== Exercise ==
Find all lines with the word "name" in the material, then copy them.

=== Provided data ===

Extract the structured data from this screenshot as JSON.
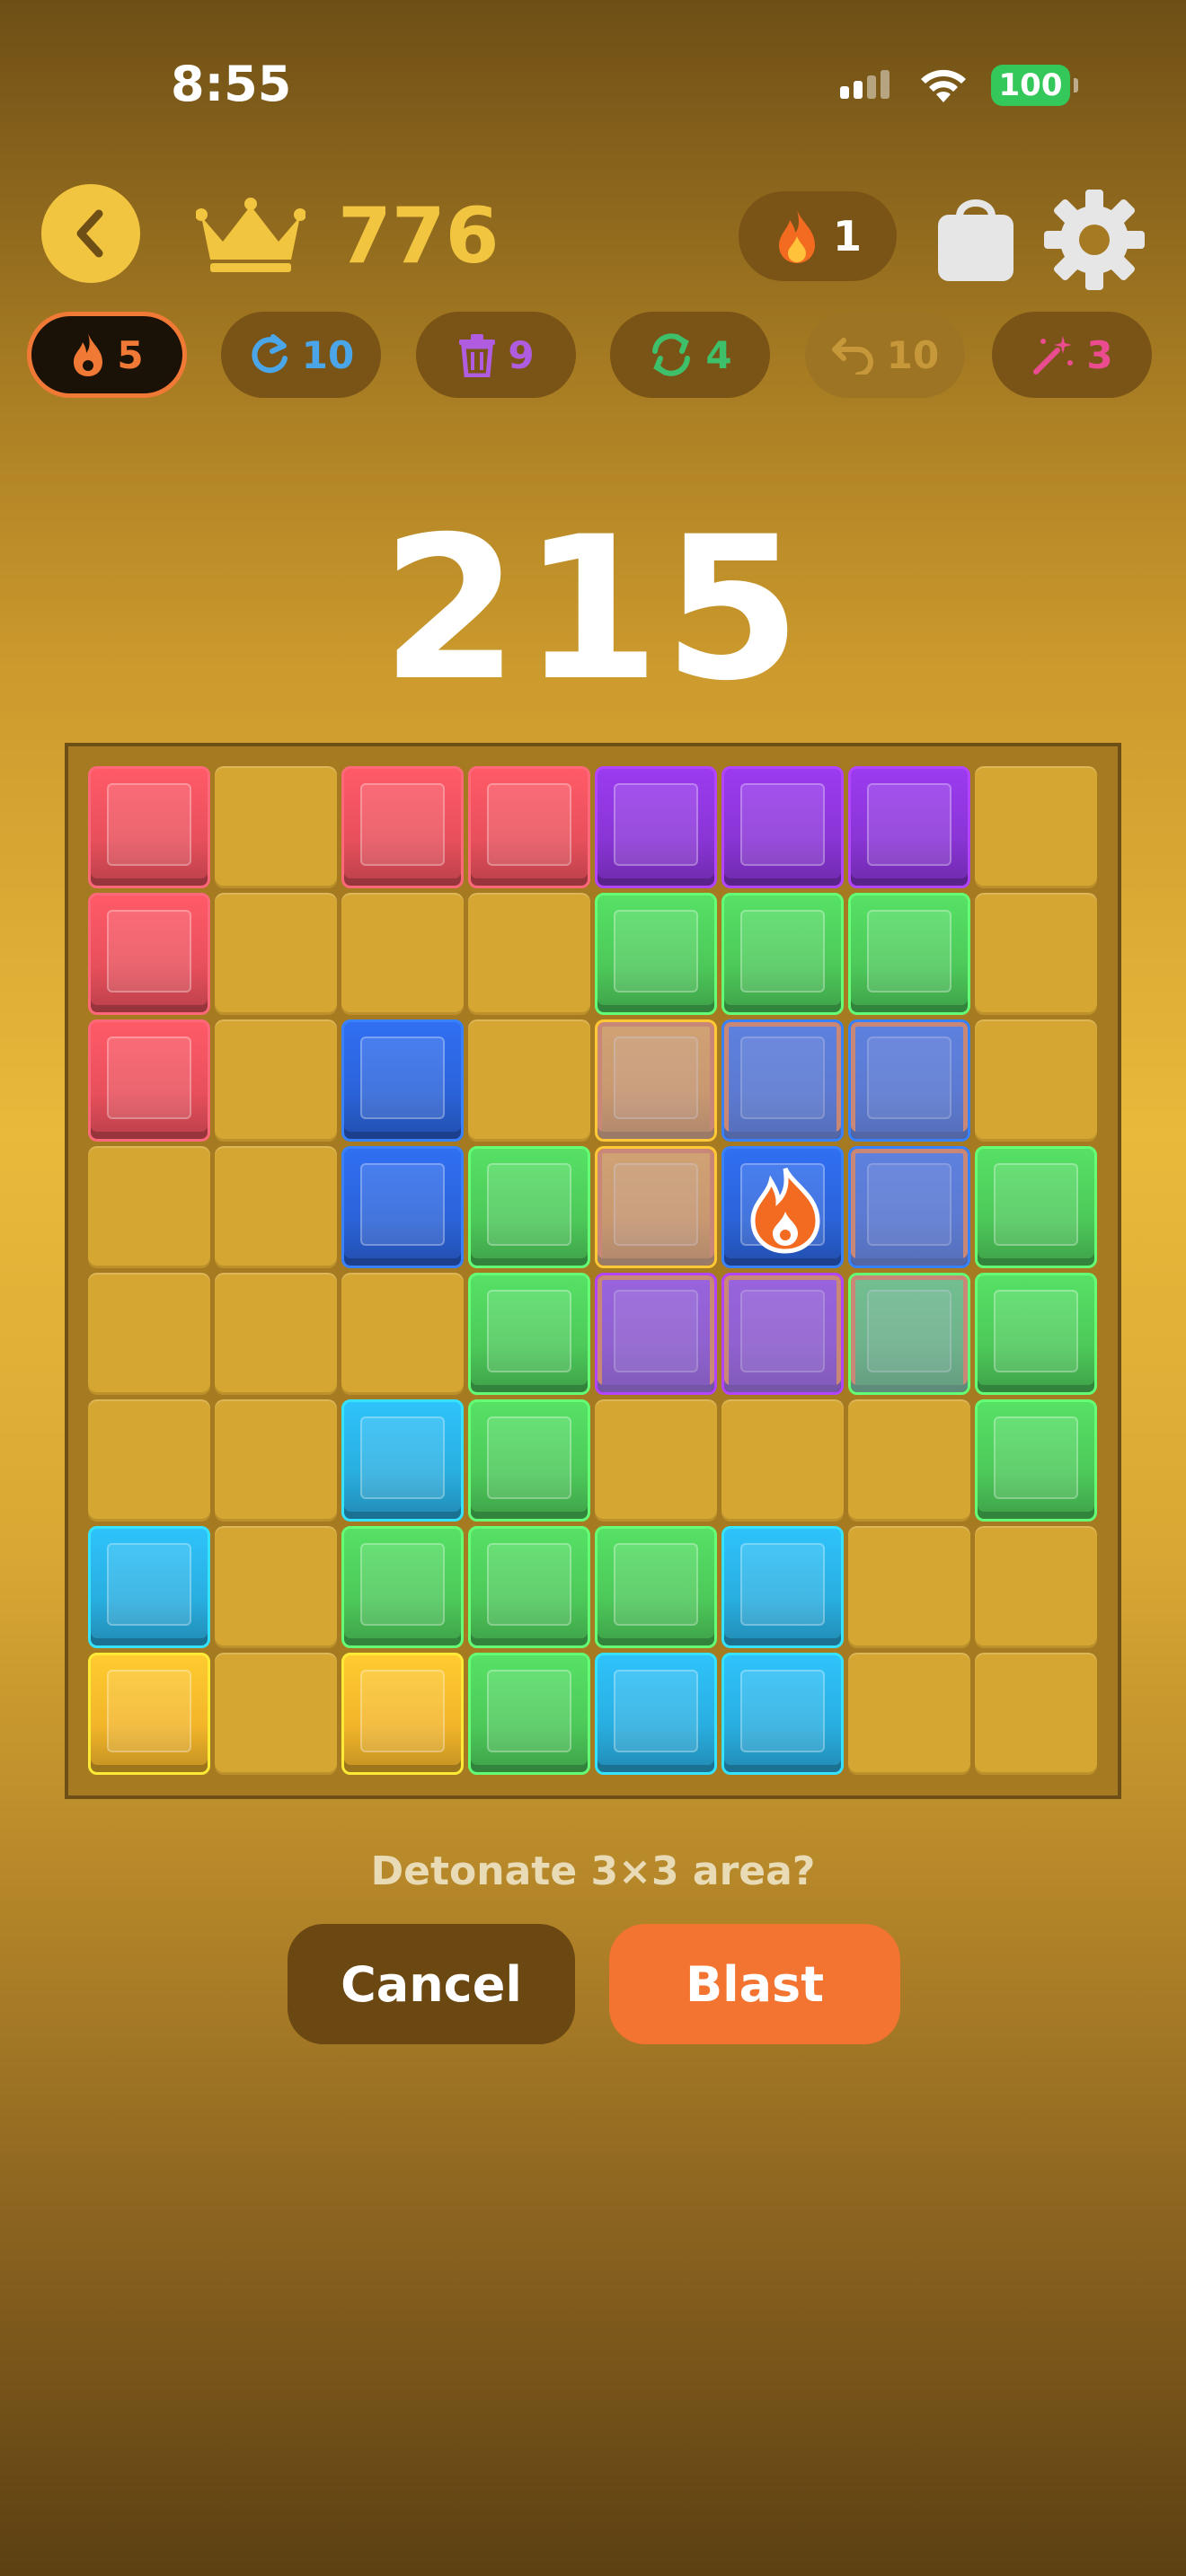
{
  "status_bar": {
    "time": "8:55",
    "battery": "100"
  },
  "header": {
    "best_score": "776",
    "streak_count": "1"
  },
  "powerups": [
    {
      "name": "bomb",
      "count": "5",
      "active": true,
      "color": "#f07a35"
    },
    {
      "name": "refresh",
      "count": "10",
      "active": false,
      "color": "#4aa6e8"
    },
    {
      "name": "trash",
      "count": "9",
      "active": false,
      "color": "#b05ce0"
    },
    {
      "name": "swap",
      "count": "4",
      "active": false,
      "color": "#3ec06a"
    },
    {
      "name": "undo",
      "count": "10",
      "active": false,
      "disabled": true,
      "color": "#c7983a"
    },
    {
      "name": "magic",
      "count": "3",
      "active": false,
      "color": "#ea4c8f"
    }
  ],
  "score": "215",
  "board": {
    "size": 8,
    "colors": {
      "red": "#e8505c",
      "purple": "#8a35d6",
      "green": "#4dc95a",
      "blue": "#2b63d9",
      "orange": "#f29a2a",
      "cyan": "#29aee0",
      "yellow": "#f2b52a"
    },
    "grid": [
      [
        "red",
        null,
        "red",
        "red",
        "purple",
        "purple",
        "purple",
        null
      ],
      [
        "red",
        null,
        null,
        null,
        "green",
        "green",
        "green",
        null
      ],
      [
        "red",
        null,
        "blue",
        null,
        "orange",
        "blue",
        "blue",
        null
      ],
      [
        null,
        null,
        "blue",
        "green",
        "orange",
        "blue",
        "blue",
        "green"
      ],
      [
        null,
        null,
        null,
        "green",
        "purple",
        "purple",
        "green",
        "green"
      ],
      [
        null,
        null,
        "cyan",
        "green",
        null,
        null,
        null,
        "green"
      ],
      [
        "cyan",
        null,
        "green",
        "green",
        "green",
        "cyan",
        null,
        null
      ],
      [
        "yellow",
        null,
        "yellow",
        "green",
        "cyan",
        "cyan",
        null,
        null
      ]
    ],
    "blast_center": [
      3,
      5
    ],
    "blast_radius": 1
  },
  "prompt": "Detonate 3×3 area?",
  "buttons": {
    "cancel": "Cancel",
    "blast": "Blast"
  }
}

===

== Answer box ==
      "name": "bomb",
      "name": "refresh",
      "name": "trash",
      "name": "swap",
      "name": "undo",
      "name": "magic",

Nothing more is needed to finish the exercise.